SIKESTON - Labor Day weekend is traditionally the last chance for some summer fun. The Missouri State Highway Patrol is asking that a little responsibility be mixed in with the fun this year.
"Labor Day is one of the mass major summer holidays of the year," said Lt. Jim McNiell of the Missouri State Highway Patrol Troop E in Sikeston. "The weather is still nice and people are traveling to the lake or park, but the big problem is the drinking driver."
McNiell added some people are not letting the non-drinker drive, therefore increasing the chances of an accident. Others are inattentive to driving. Inattention is probably the number one cause of accidents, he added.
To help ensure everyone's safety, offer assistance and enforce Missouri's traffic laws, the Highway Patrol will schedule additional officers to patrol the roadways. The Labor Day counting period will begin at 6 p.m. today and end at 11:59 p.m. on Monday. The Patrol, along with local law enforcement, will participate in Operation C.A.R.E. (Combined Accident Reduction Effort).
"We require all troopers to work part of the holiday," McNiell said. "More officers will be visible. People need to obey the laws and where the system is."
The Patrol reminds motorists to expect a change in traffic patterns during the Labor Day weekend.
Last year, 9 people were killed and 593 persons were injured in 1,205 traffic crashes occurring during the Labor Day holiday counting period.

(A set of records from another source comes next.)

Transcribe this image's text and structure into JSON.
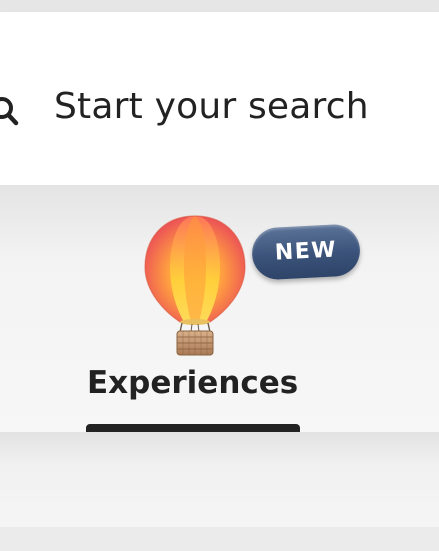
{
  "search": {
    "label": "Start your search",
    "icon": "search-icon"
  },
  "tabs": [
    {
      "label": "Experiences",
      "icon": "hot-air-balloon-icon",
      "badge": "NEW",
      "active": true
    }
  ],
  "colors": {
    "text": "#222222",
    "badge": "#3b527a",
    "active_indicator": "#222222"
  }
}
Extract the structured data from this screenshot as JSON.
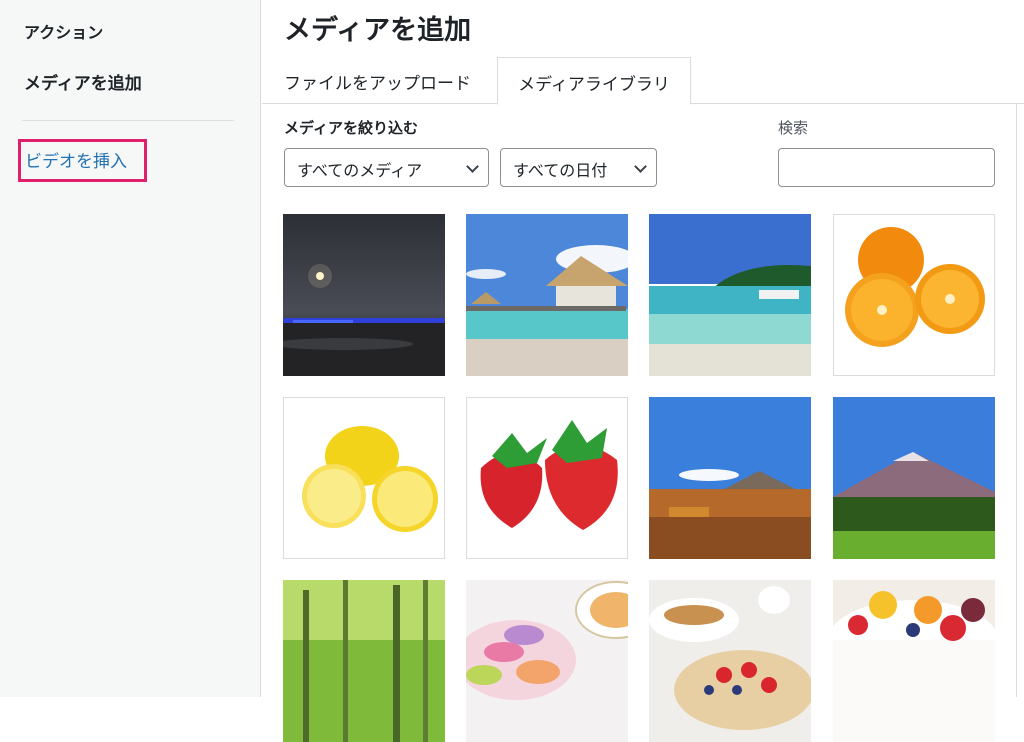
{
  "sidebar": {
    "heading": "アクション",
    "add_media": "メディアを追加",
    "insert_video": "ビデオを挿入"
  },
  "main": {
    "title": "メディアを追加",
    "tabs": [
      {
        "label": "ファイルをアップロード",
        "active": false
      },
      {
        "label": "メディアライブラリ",
        "active": true
      }
    ],
    "filter_label": "メディアを絞り込む",
    "filter_type": "すべてのメディア",
    "filter_date": "すべての日付",
    "search_label": "検索",
    "search_value": ""
  },
  "accent_colors": {
    "highlight_border": "#e0206c",
    "link": "#2271b1"
  },
  "media_items": [
    {
      "subject": "moonlit-beach"
    },
    {
      "subject": "overwater-bungalow"
    },
    {
      "subject": "tropical-island-boat"
    },
    {
      "subject": "oranges"
    },
    {
      "subject": "lemons"
    },
    {
      "subject": "strawberries"
    },
    {
      "subject": "autumn-mountain"
    },
    {
      "subject": "mount-fuji-style-peak"
    },
    {
      "subject": "green-forest"
    },
    {
      "subject": "macarons-tea"
    },
    {
      "subject": "tea-cup-berry-tart"
    },
    {
      "subject": "fruit-cake"
    }
  ]
}
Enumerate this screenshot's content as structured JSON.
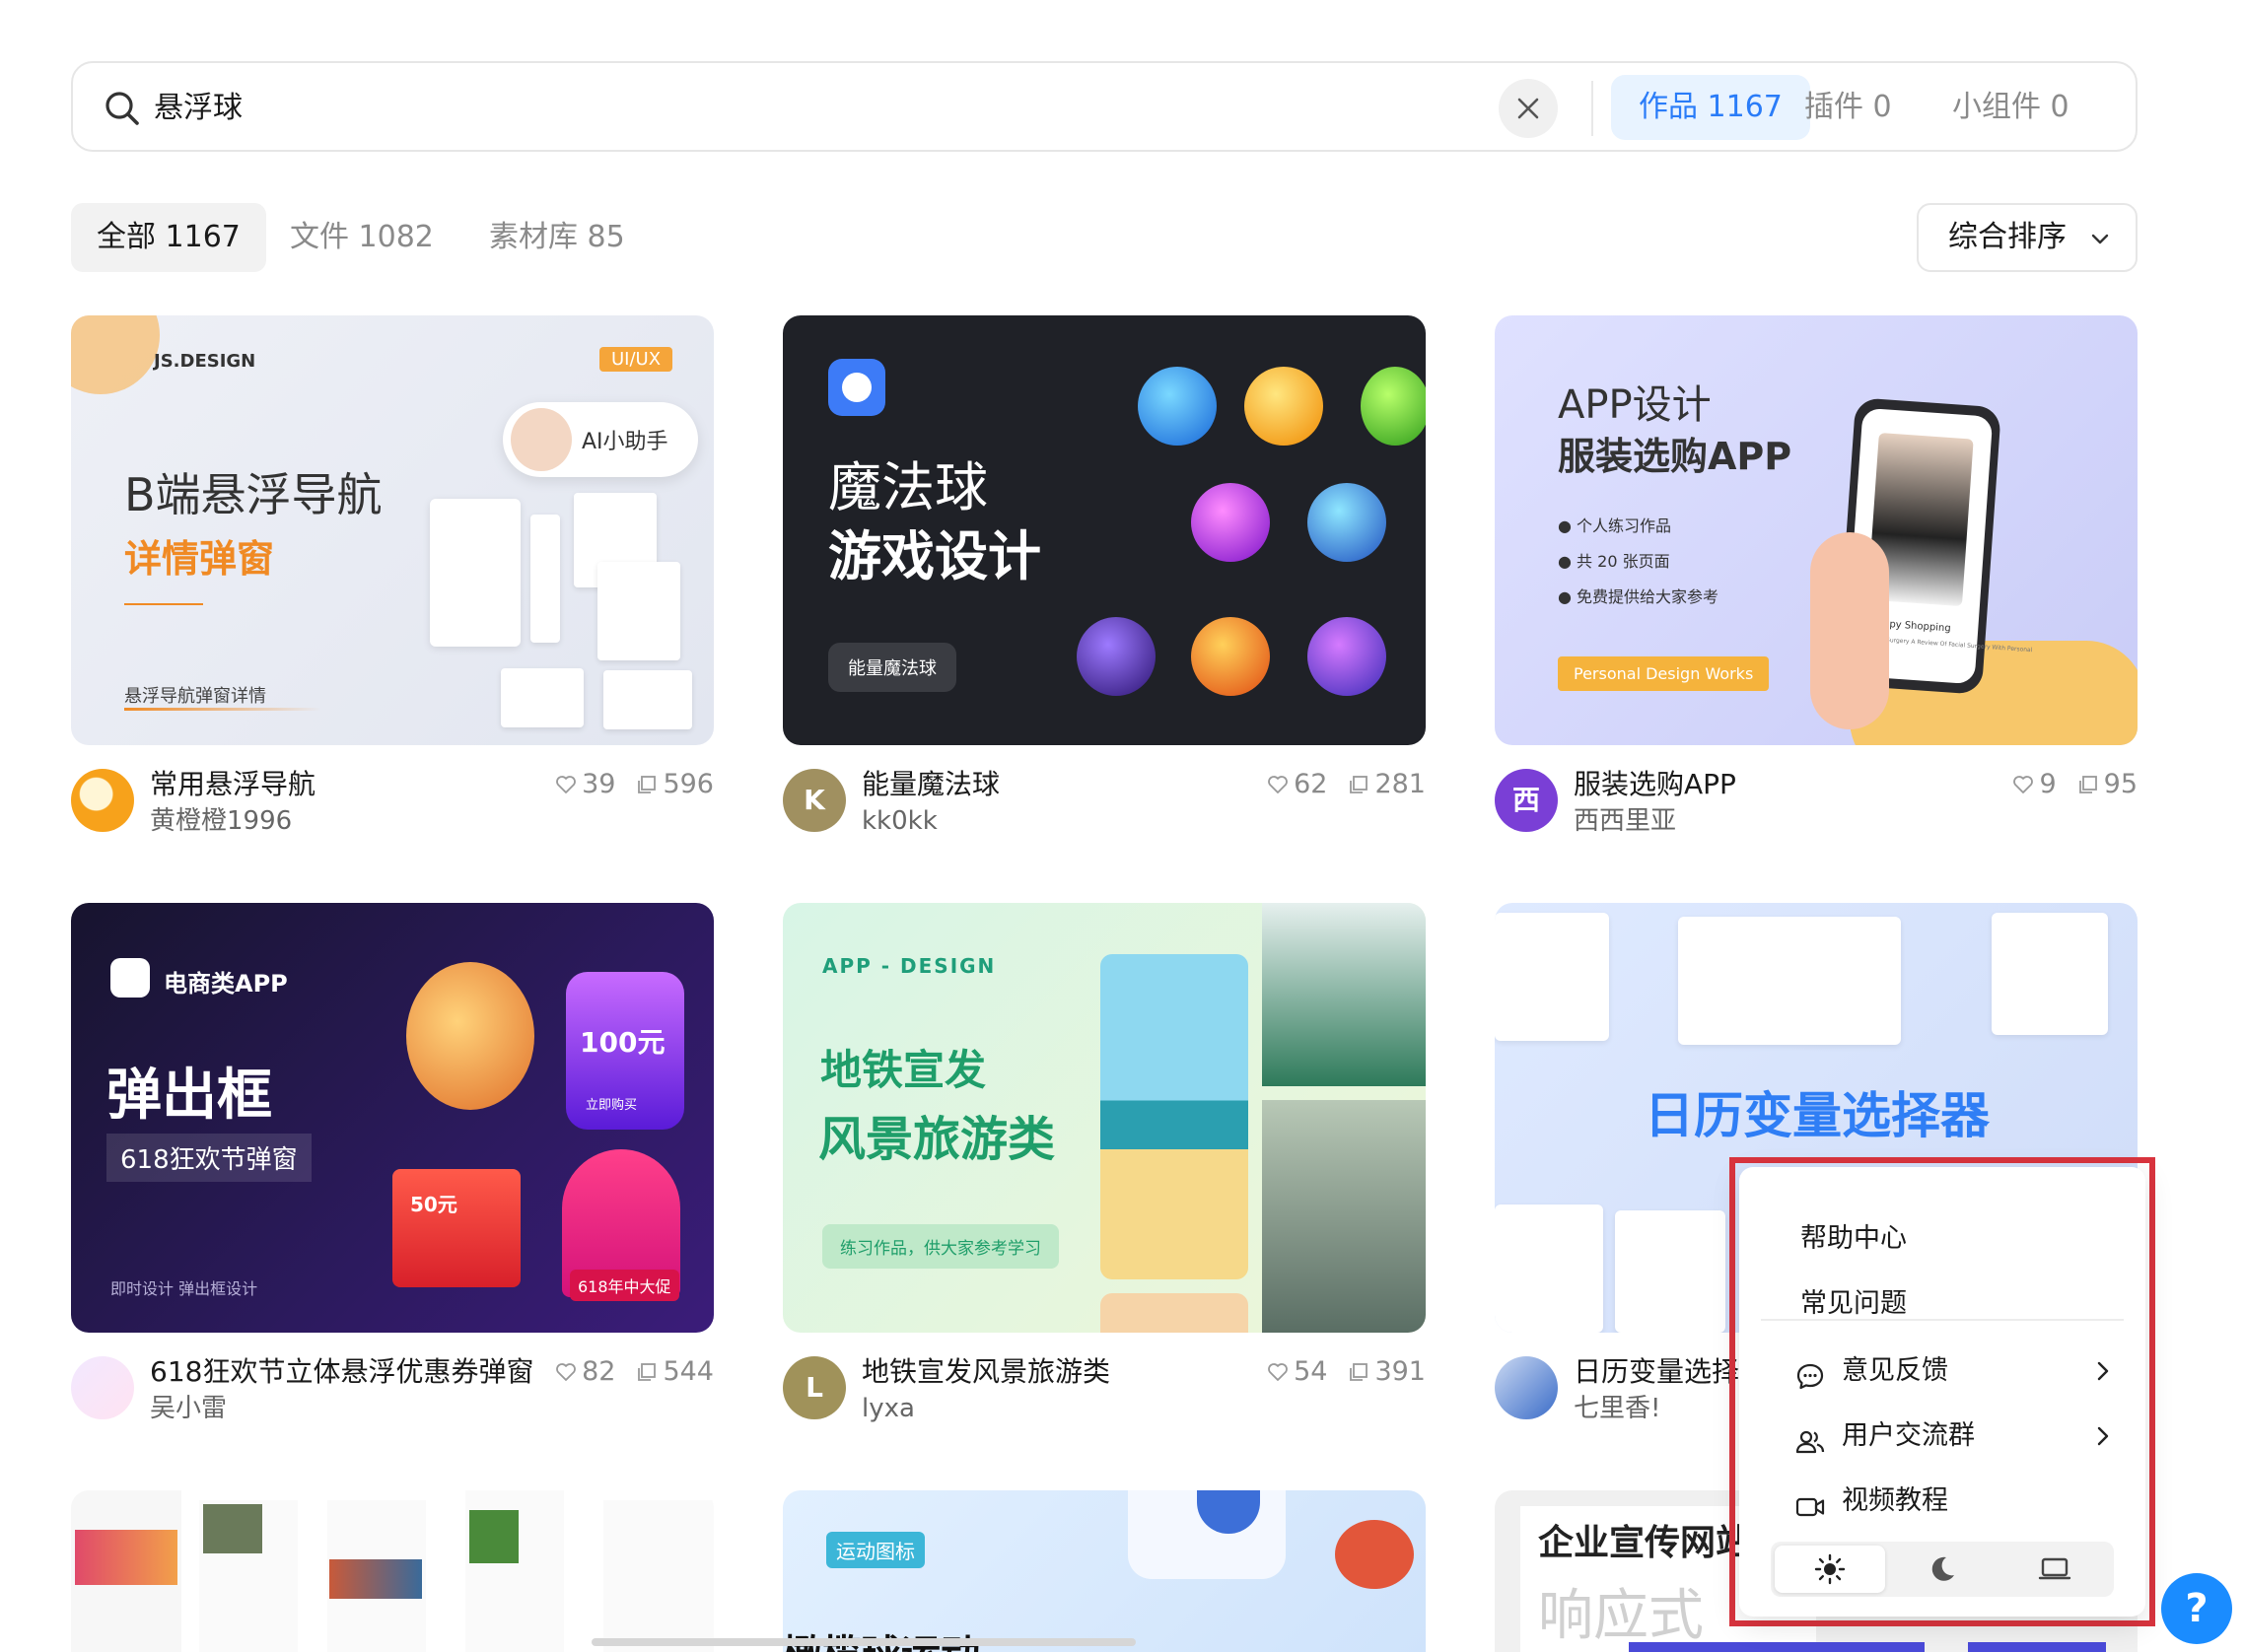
{
  "search": {
    "query": "悬浮球",
    "scopes": [
      {
        "label": "作品 1167"
      },
      {
        "label": "插件 0"
      },
      {
        "label": "小组件 0"
      }
    ]
  },
  "filters": {
    "tabs": [
      {
        "label": "全部 1167"
      },
      {
        "label": "文件 1082"
      },
      {
        "label": "素材库 85"
      }
    ],
    "sort_label": "综合排序"
  },
  "cards": [
    {
      "title": "常用悬浮导航",
      "author": "黄橙橙1996",
      "likes": "39",
      "copies": "596",
      "thumb": {
        "brand": "JS.DESIGN",
        "tag": "UI/UX",
        "ai_pill": "AI小助手",
        "heading": "B端悬浮导航",
        "subheading": "详情弹窗",
        "caption": "悬浮导航弹窗详情"
      }
    },
    {
      "title": "能量魔法球",
      "author": "kk0kk",
      "likes": "62",
      "copies": "281",
      "avatar_letter": "K",
      "thumb": {
        "heading": "魔法球",
        "subheading": "游戏设计",
        "button": "能量魔法球"
      }
    },
    {
      "title": "服装选购APP",
      "author": "西西里亚",
      "likes": "9",
      "copies": "95",
      "avatar_letter": "西",
      "thumb": {
        "heading": "APP设计",
        "subheading": "服装选购APP",
        "bullets": [
          "个人练习作品",
          "共 20 张页面",
          "免费提供给大家参考"
        ],
        "badge": "Personal Design Works",
        "phone_title": "Happy Shopping",
        "phone_caption": "Cosmetic Surgery A Review Of Facial Surgery With Personal"
      }
    },
    {
      "title": "618狂欢节立体悬浮优惠券弹窗",
      "author": "吴小雷",
      "likes": "82",
      "copies": "544",
      "thumb": {
        "brand": "电商类APP",
        "heading": "弹出框",
        "subheading": "618狂欢节弹窗",
        "caption": "即时设计 弹出框设计",
        "coupon_value": "100元",
        "coupon_btn": "立即购买",
        "box_price": "50元",
        "banner": "618年中大促"
      }
    },
    {
      "title": "地铁宣发风景旅游类",
      "author": "lyxa",
      "likes": "54",
      "copies": "391",
      "avatar_letter": "L",
      "thumb": {
        "brand": "APP - DESIGN",
        "heading": "地铁宣发",
        "subheading": "风景旅游类",
        "button": "练习作品，供大家参考学习"
      }
    },
    {
      "title": "日历变量选择器",
      "author": "七里香!",
      "likes": "",
      "copies": "",
      "thumb": {
        "heading": "日历变量选择器"
      }
    },
    {
      "thumb": {
        "heading": ""
      }
    },
    {
      "thumb": {
        "tag": "运动图标",
        "heading": "橄榄球运动"
      }
    },
    {
      "thumb": {
        "heading": "企业宣传网站",
        "subheading": "响应式"
      }
    }
  ],
  "menu": {
    "items": [
      {
        "label": "帮助中心"
      },
      {
        "label": "常见问题"
      },
      {
        "label": "意见反馈",
        "icon": "chat-bubble-icon"
      },
      {
        "label": "用户交流群",
        "icon": "users-icon"
      },
      {
        "label": "视频教程",
        "icon": "video-camera-icon"
      }
    ],
    "themes": [
      "sun-icon",
      "moon-icon",
      "monitor-icon"
    ],
    "active_theme": "light"
  },
  "help_fab": "?",
  "colors": {
    "accent": "#2a7cf8",
    "highlight": "#d9343e"
  }
}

That is one person killed or injured every 7.8 minutes. Over the past five years (1997-2001), 74 persons were killed and 3,402 were injured in Labor Day holiday crashes.
One of those deaths last year occurred in Troop E, which is made up of 13 counties in Southeast Missouri including Scott, New Madrid, Mississippi and Stoddard. The death happened in Madison County.

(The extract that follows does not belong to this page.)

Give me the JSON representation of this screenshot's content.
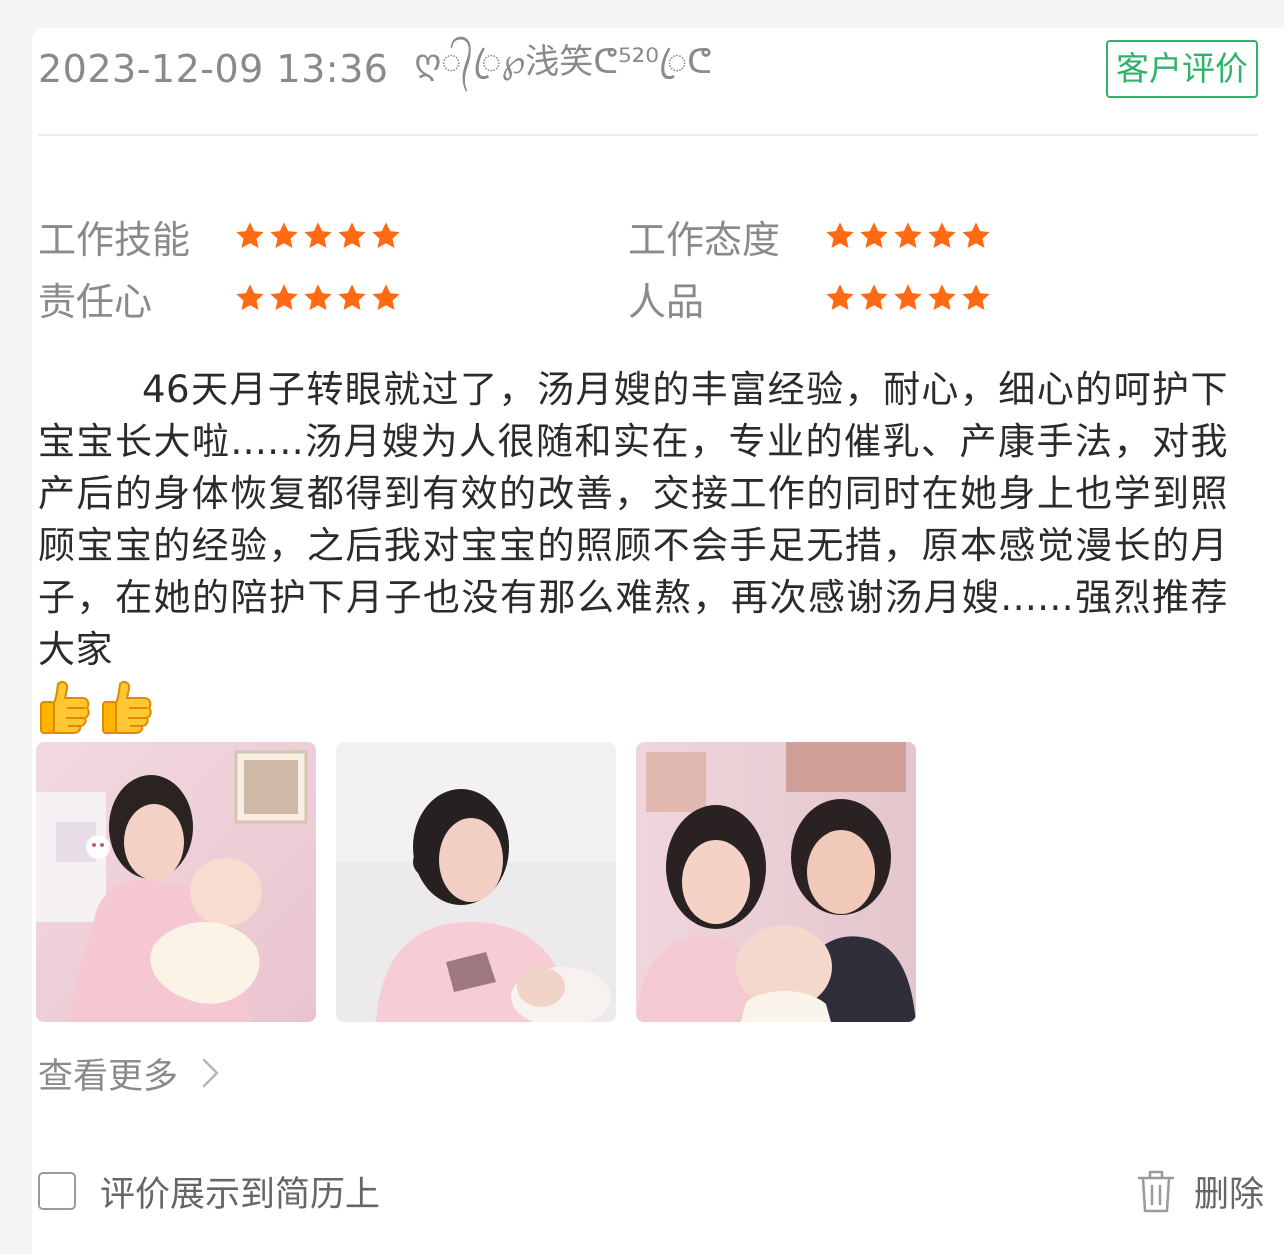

McNiell said he can't stress enough for people to wear their seatbelts. Recently, many drivers and passengers have been partially or fully ejected from their vehicles, he said. The results are not very favorable, and it's a terrible year when people don't wear their seatbelts, he added. McNiell cautioned motorists to wear their seatbelts because if they're not, they're going to get a ticket.
"Let's make this holiday weekend safe," said Colonel Roger D. Stottlemyre, superintendent of the Patrol. "I urge drivers to buckle up, obey Missouri's traffic laws, and drive sober. The worst part of a trooper's job is having to knock on someone's front door to inform them a member of their family has died in a traffic crash. Help 'Stop the Knock'."
Travelers needing assistance, reporting a drunk or careless driver, illegal activity on the highways, or a stalled motorist can call the Patrol's Emergency Hotline at 1-800-525-5555 or, on a cellular phone, dial *55, McNiell encouraged. To receive the latest road conditions for major Missouri highways, motorists may call the Patrol's Road Condition Hotline at 1-800-222-6400 or (573) 526-8828.